Chemotherapy drugs were not the only ones in short supply: Both ASHP and the Food and Drug Administration included common antibiotics, injections for diabetes treatment and for weight loss, and essential hospital supplies used to fight life-threatening conditions on their lists.
Ganio said the shortage of attention-deficit/hyperactivity disorder medications is also a key concern as it can often “take months for a practitioner to find the right dose for a patient.”
“Those products have been out for over a year,” Ganio said of ADHD medications. “They’ve been problematic for patients because it’s not an easy fix to just switch a patient from one drug to another in those situations … So those shortages have been extremely disruptive to patients.”
Unlike other medications, Ganio said ADHD drugs can only be prescribed for a month at a time, making it difficult for patients to secure a consistent supply. A similar issue is arising with some prescription pain medications, specifically pills that contain opioids like oxycodone.
When it comes to chemotherapy, Ganio said health care professionals are now facing critical decisions surrounding treatment rationing. In instances where an intravenous treatment can be substituted with an oral solution, the impact on patient care is minimal. But for those receiving chemotherapy treatments, Ganio says there are no clear alternatives.
“The 20 injectable chemotherapy drugs in shortage, at the same time, is just extremely concerning for any cancer practitioner and especially for the patients and those worried about their outcomes,” Ganio said.
Dr. Ajay Bhatnagar, an oncologist in Casa Grande, agreed the situation is “highly concerning” and he fears that the shortages will have a devastating influence on patient mortality if not swiftly reversed.
“Hopefully, it can be rectified soon, but currently it’s a concern of how we figure out how to formulate an adequate treatment for these patients without having to ration or delay treatment,” Bhatnagar said.

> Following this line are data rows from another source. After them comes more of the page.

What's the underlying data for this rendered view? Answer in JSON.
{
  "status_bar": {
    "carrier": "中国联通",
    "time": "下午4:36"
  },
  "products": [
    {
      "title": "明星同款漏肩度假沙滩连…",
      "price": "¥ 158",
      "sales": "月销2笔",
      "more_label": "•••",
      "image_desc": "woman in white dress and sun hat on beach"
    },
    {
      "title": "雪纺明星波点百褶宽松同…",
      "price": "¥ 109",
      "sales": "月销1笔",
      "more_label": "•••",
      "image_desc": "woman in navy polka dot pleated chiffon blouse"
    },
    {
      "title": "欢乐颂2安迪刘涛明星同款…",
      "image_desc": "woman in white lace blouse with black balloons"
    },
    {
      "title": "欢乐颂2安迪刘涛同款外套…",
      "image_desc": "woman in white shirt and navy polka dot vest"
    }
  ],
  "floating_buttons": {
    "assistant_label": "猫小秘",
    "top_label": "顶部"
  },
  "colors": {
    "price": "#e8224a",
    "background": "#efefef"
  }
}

But Ganio said he expects shortages to remain “for a couple of months, or even longer than that. It’s not something that I expect to resolve immediately.”
He said an ASHP survey that will be published later this month shows there has already been a notable increase in the number of doctors nationwide who said they have altered treatment plans to cope with the shortages.
“Whether we reach a new high or not, we’re still in very dire condition as far as the status of shortages in the U.S,” Ganio said.
He said there needs to be a call to action over this “20-year problem,” but as the shortages reach new highs, the issue is starting to gain the attention it needs.
“The only silver lining to the severity of current shortages is that there’s a lot of interest in Capitol Hill, there’s a White House task force and so, it’s getting the attention it needs,” Ganio said. “It’s a shame it took this long to get to this point of nearly breaking a record to get this much attention on the problem.”